== The data
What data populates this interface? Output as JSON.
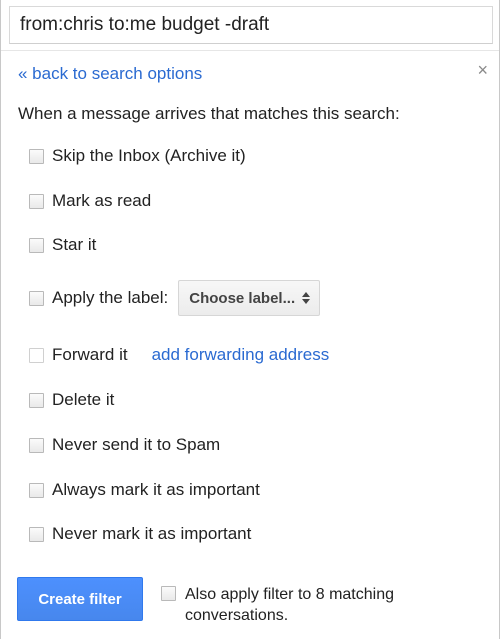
{
  "search": {
    "query": "from:chris to:me budget -draft"
  },
  "nav": {
    "back_label": "« back to search options",
    "close_glyph": "×"
  },
  "intro_text": "When a message arrives that matches this search:",
  "options": {
    "skip_inbox": "Skip the Inbox (Archive it)",
    "mark_read": "Mark as read",
    "star_it": "Star it",
    "apply_label": "Apply the label:",
    "forward_it": "Forward it",
    "delete_it": "Delete it",
    "never_spam": "Never send it to Spam",
    "always_important": "Always mark it as important",
    "never_important": "Never mark it as important"
  },
  "label_select": {
    "selected": "Choose label..."
  },
  "forwarding": {
    "link_label": "add forwarding address"
  },
  "footer": {
    "create_button": "Create filter",
    "also_apply": "Also apply filter to 8 matching conversations."
  },
  "colors": {
    "link": "#2a6ad1",
    "primary_button": "#4d90fe",
    "close_icon": "#8a8a8a"
  }
}
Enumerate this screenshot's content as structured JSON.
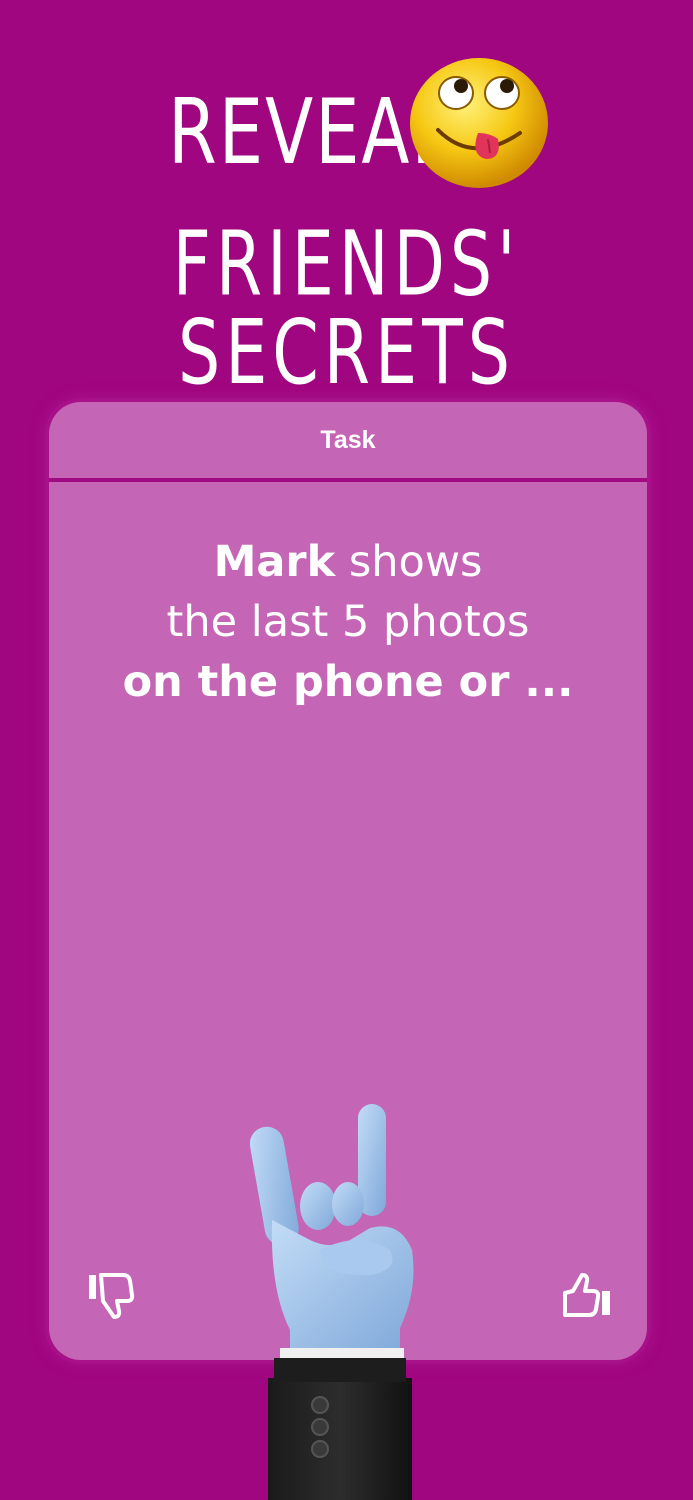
{
  "headline": {
    "line1": "Reveal",
    "line2": "Friends' secrets"
  },
  "emoji": "yum-face-emoji",
  "card": {
    "header": "Task",
    "name": "Mark",
    "line1_rest": " shows",
    "line2": "the last 5 photos",
    "line3": "on the phone or ...",
    "dislike_icon": "thumbs-down-icon",
    "like_icon": "thumbs-up-icon"
  },
  "colors": {
    "background": "#a0067f",
    "card": "#c565b5",
    "divider": "#a20a82",
    "text": "#ffffff"
  }
}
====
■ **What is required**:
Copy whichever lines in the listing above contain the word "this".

■ **Exercise response**:
What data populates this interface? Output as JSON.
  "intro_text": "When a message arrives that matches this search:",
Enumerate this screenshot's content as structured JSON.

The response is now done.